The Lesson steps then explain how to write the key signature using both clefs, including the display order and line / space staff positions of the notes, and the sharp / flat accidentals.
For a quick summary of this topic, have a look at Key signature.All Keys On 1 page
The D-sharp harmonic minor scale has 5 sharps, 1 double-sharp.
This harmonic minor scale is based on the natural minor scale with the same key / tonic note - D# natural minor scale.
Since the natural minor key is itself on the Circle of 5ths - D# minor on circle of 5ths, this means that this is a commonly used harmonic minor scale key.
This scale sounds the same as the Eb harmonic minor scale, which is also a commonly used scale. The same notes are played in the same order in each scale - they sound identical. Only the names of the individual notes are different.
These note names are shown below on the treble clef followed by the bass clef.
The white keys are named using the alphabetic letters A, B, C, D, E, F, and G, which is a pattern that repeats up the piano keyboard.
Every white or black key could have a flat(b) or sharp(#) accidental name, depending on how that note is used. In a later step, if sharp or flat notes are used, the exact accidental names will be chosen.
The audio files below play every note shown on the piano above, so middle C (marked with an orange line at the bottom) is the 2nd note heard.
The D# harmonic minor scale has 5 sharps, 1 double-sharp.
For the major and natural minor scales, no more information is needed to write the key signature. Just put the correct number of sharp or flat symbols next to the treble clef.
However, harmonic minor key signatures use the natural minor key signature of the same key (in this case - D# natural minor key signature) next to the treble clef, and then the differences between the two scales are shown as adjustments next to the note names on the staff.
Firstly, in this step, the harmonic minor scale is shown on a piano keyboard. Now compare this to the next step showing the natural minor scale (specifically the 7th note).
To understand why the D-sharp harmonic minor scale has 5 sharps, 1 double-sharp, have a look at the D# harmonic minor scale page, which shows the music theory rules for identifying the note positions and names for this scale.

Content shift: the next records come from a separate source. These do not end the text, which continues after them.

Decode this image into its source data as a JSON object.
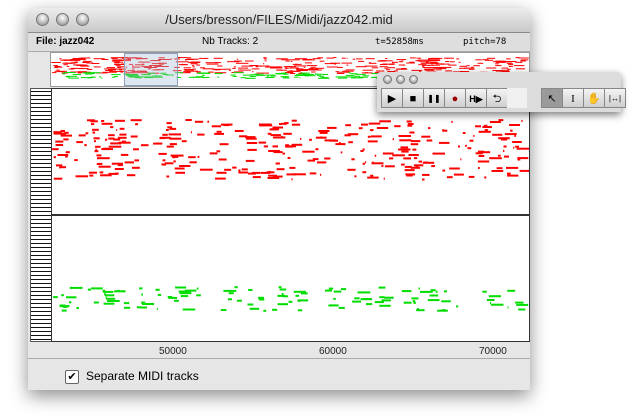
{
  "window": {
    "title": "/Users/bresson/FILES/Midi/jazz042.mid"
  },
  "info": {
    "file": "File: jazz042",
    "tracks": "Nb Tracks: 2",
    "time": "t=52858ms",
    "pitch": "pitch=78"
  },
  "axis": {
    "ticks": [
      "50000",
      "60000",
      "70000"
    ]
  },
  "bottom": {
    "checkbox_label": "Separate MIDI tracks",
    "checked": true,
    "check_glyph": "✔"
  },
  "palette": {
    "buttons": [
      {
        "name": "play",
        "glyph": "▶"
      },
      {
        "name": "stop",
        "glyph": "■"
      },
      {
        "name": "pause",
        "glyph": "❚❚"
      },
      {
        "name": "record",
        "glyph": "●"
      },
      {
        "name": "play-from",
        "glyph": "H▶"
      },
      {
        "name": "loop",
        "glyph": "⮌"
      }
    ],
    "tools": [
      {
        "name": "arrow",
        "glyph": "↖"
      },
      {
        "name": "text-cursor",
        "glyph": "I"
      },
      {
        "name": "hand",
        "glyph": "✋"
      },
      {
        "name": "stretch",
        "glyph": "|↔|"
      }
    ]
  },
  "colors": {
    "track1": "#ff0000",
    "track2": "#00dd00"
  }
}
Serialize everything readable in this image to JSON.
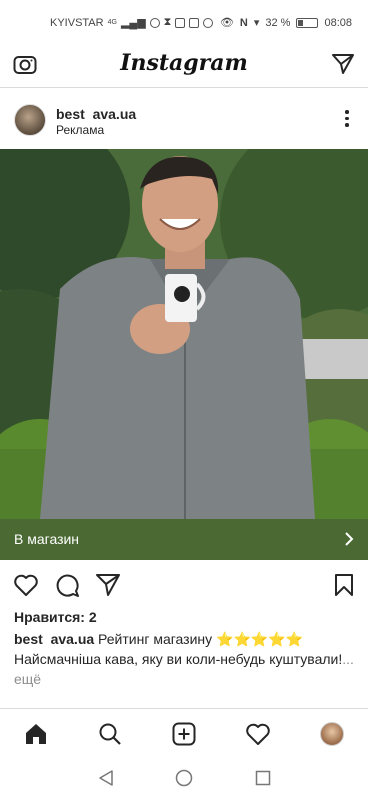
{
  "status_bar": {
    "carrier": "KYIVSTAR",
    "network": "4G",
    "battery": "32 %",
    "battery_level": 0.32,
    "time": "08:08"
  },
  "header": {
    "logo": "Instagram",
    "left_icon": "camera-icon",
    "right_icon": "direct-message-icon"
  },
  "post": {
    "username": "best  ava.ua",
    "sponsored_label": "Реклама",
    "menu_icon": "more-options-icon",
    "shop_button": "В магазин",
    "likes": "Нравится: 2",
    "caption_user": "best  ava.ua",
    "caption_text": " Рейтинг магазину ⭐⭐⭐⭐⭐",
    "caption_line2": "Найсмачніша кава, яку ви коли-небудь куштували!",
    "more_label": "... ещё"
  },
  "actions": [
    "heart-icon",
    "comment-icon",
    "share-icon",
    "bookmark-icon"
  ],
  "tabs": [
    "home-icon",
    "search-icon",
    "new-post-icon",
    "activity-icon",
    "profile-avatar"
  ],
  "nav": [
    "back-icon",
    "home-circle-icon",
    "recents-icon"
  ],
  "colors": {
    "shop_bar": "#4b6a33",
    "text": "#262626",
    "muted": "#8e8e8e"
  }
}
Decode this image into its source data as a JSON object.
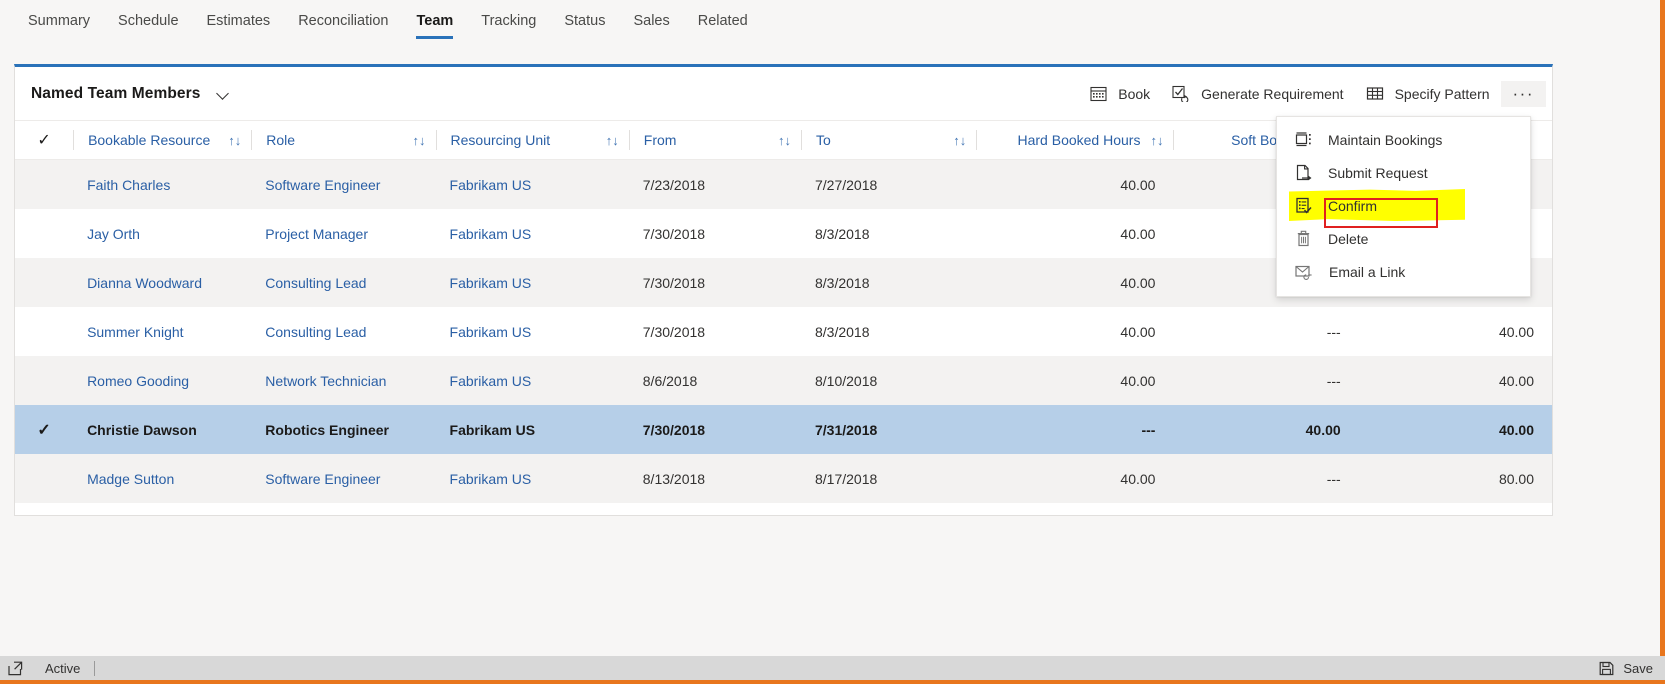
{
  "nav": {
    "tabs": [
      {
        "label": "Summary",
        "active": false
      },
      {
        "label": "Schedule",
        "active": false
      },
      {
        "label": "Estimates",
        "active": false
      },
      {
        "label": "Reconciliation",
        "active": false
      },
      {
        "label": "Team",
        "active": true
      },
      {
        "label": "Tracking",
        "active": false
      },
      {
        "label": "Status",
        "active": false
      },
      {
        "label": "Sales",
        "active": false
      },
      {
        "label": "Related",
        "active": false
      }
    ]
  },
  "panel": {
    "view_name": "Named Team Members",
    "commands": [
      {
        "label": "Book",
        "icon": "calendar-icon"
      },
      {
        "label": "Generate Requirement",
        "icon": "checkbox-refresh-icon"
      },
      {
        "label": "Specify Pattern",
        "icon": "table-grid-icon"
      }
    ],
    "more_label": "···"
  },
  "table": {
    "columns": [
      {
        "label": "Bookable Resource",
        "sortable": true,
        "numeric": false
      },
      {
        "label": "Role",
        "sortable": true,
        "numeric": false
      },
      {
        "label": "Resourcing Unit",
        "sortable": true,
        "numeric": false
      },
      {
        "label": "From",
        "sortable": true,
        "numeric": false
      },
      {
        "label": "To",
        "sortable": true,
        "numeric": false
      },
      {
        "label": "Hard Booked Hours",
        "sortable": true,
        "numeric": true
      },
      {
        "label": "Soft Booked Hours",
        "sortable": false,
        "numeric": true
      },
      {
        "label": "",
        "sortable": false,
        "numeric": true
      }
    ],
    "sort_glyph": "↑↓",
    "check_glyph": "✓",
    "rows": [
      {
        "selected": false,
        "resource": "Faith Charles",
        "role": "Software Engineer",
        "unit": "Fabrikam US",
        "from": "7/23/2018",
        "to": "7/27/2018",
        "hard": "40.00",
        "soft": "",
        "total": ""
      },
      {
        "selected": false,
        "resource": "Jay Orth",
        "role": "Project Manager",
        "unit": "Fabrikam US",
        "from": "7/30/2018",
        "to": "8/3/2018",
        "hard": "40.00",
        "soft": "",
        "total": ""
      },
      {
        "selected": false,
        "resource": "Dianna Woodward",
        "role": "Consulting Lead",
        "unit": "Fabrikam US",
        "from": "7/30/2018",
        "to": "8/3/2018",
        "hard": "40.00",
        "soft": "",
        "total": ""
      },
      {
        "selected": false,
        "resource": "Summer Knight",
        "role": "Consulting Lead",
        "unit": "Fabrikam US",
        "from": "7/30/2018",
        "to": "8/3/2018",
        "hard": "40.00",
        "soft": "---",
        "total": "40.00"
      },
      {
        "selected": false,
        "resource": "Romeo Gooding",
        "role": "Network Technician",
        "unit": "Fabrikam US",
        "from": "8/6/2018",
        "to": "8/10/2018",
        "hard": "40.00",
        "soft": "---",
        "total": "40.00"
      },
      {
        "selected": true,
        "resource": "Christie Dawson",
        "role": "Robotics Engineer",
        "unit": "Fabrikam US",
        "from": "7/30/2018",
        "to": "7/31/2018",
        "hard": "---",
        "soft": "40.00",
        "total": "40.00"
      },
      {
        "selected": false,
        "resource": "Madge Sutton",
        "role": "Software Engineer",
        "unit": "Fabrikam US",
        "from": "8/13/2018",
        "to": "8/17/2018",
        "hard": "40.00",
        "soft": "---",
        "total": "80.00"
      }
    ]
  },
  "context_menu": {
    "items": [
      {
        "label": "Maintain Bookings",
        "icon": "maintain-bookings-icon",
        "highlighted": false
      },
      {
        "label": "Submit Request",
        "icon": "submit-request-icon",
        "highlighted": false
      },
      {
        "label": "Confirm",
        "icon": "confirm-checklist-icon",
        "highlighted": true
      },
      {
        "label": "Delete",
        "icon": "trash-icon",
        "highlighted": false
      },
      {
        "label": "Email a Link",
        "icon": "email-link-icon",
        "highlighted": false
      }
    ],
    "highlight_color": "#ffff00",
    "annotation_color": "#e02020"
  },
  "footer": {
    "status": "Active",
    "save_label": "Save"
  },
  "theme": {
    "accent": "#2a72b9",
    "link": "#2a5fa5",
    "selected_row": "#b6cfe8",
    "alt_row": "#f3f2f1",
    "orange_rail": "#e8761d"
  }
}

The D# natural minor key signature has 6 sharps, which is different to the harmonic minor scale above.
To calculate the D-sharp harmonic minor scale from the D# natural minor scale, the 7th note position of the natural minor scale - note C# is raised by one half-tone / semitone, as shown in the next step.
However, the harmonic minor key signature next to the bass or treble clef will not reflect this raised note, as explained in the next step.
Below is a table showing the note name adjustments that describe the difference between this harmonic scale note and the natural minor scale, whose key signature it uses.
The 7th note of the natural minor scale needs to be raised by one half-tone / semitone, which will result in adjustment action on the existing natural minor note name.
The natural minor key signature of the bass or treble clef is used, with the differences between the two scales shown as adjustments next to the note names on the staff, not in the key signature itself.